[WORK ITEM] Every entry needs to be printed exactly, please.

━━━━━━━━━━━━━━━━

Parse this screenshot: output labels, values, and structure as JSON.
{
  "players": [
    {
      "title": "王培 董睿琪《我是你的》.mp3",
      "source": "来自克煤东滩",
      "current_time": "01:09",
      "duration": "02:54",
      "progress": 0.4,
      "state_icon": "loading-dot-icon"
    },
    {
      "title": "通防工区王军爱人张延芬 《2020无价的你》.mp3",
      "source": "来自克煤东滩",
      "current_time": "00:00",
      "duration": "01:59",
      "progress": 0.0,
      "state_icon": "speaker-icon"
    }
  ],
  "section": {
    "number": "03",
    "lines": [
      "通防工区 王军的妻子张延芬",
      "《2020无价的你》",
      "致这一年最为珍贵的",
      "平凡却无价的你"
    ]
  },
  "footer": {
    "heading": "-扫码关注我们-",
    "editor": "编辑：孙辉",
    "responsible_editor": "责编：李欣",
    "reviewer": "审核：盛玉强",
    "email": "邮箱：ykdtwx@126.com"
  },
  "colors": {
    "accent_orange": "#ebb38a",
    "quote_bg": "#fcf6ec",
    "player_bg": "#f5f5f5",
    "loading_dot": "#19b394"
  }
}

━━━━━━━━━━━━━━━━

[ANSWER]
Parse this screenshot: output labels, values, and structure as JSON.
{
  "players": [
    {
      "title": "王培 董睿琪《我是你的》.mp3",
      "source": "来自克煤东滩",
      "current_time": "01:09",
      "duration": "02:54",
      "progress": 0.4,
      "state_icon": "loading-dot-icon"
    },
    {
      "title": "通防工区王军爱人张延芬 《2020无价的你》.mp3",
      "source": "来自克煤东滩",
      "current_time": "00:00",
      "duration": "01:59",
      "progress": 0.0,
      "state_icon": "speaker-icon"
    }
  ],
  "section": {
    "number": "03",
    "lines": [
      "通防工区 王军的妻子张延芬",
      "《2020无价的你》",
      "致这一年最为珍贵的",
      "平凡却无价的你"
    ]
  },
  "footer": {
    "heading": "-扫码关注我们-",
    "editor": "编辑：孙辉",
    "responsible_editor": "责编：李欣",
    "reviewer": "审核：盛玉强",
    "email": "邮箱：ykdtwx@126.com"
  },
  "colors": {
    "accent_orange": "#ebb38a",
    "quote_bg": "#fcf6ec",
    "player_bg": "#f5f5f5",
    "loading_dot": "#19b394"
  }
}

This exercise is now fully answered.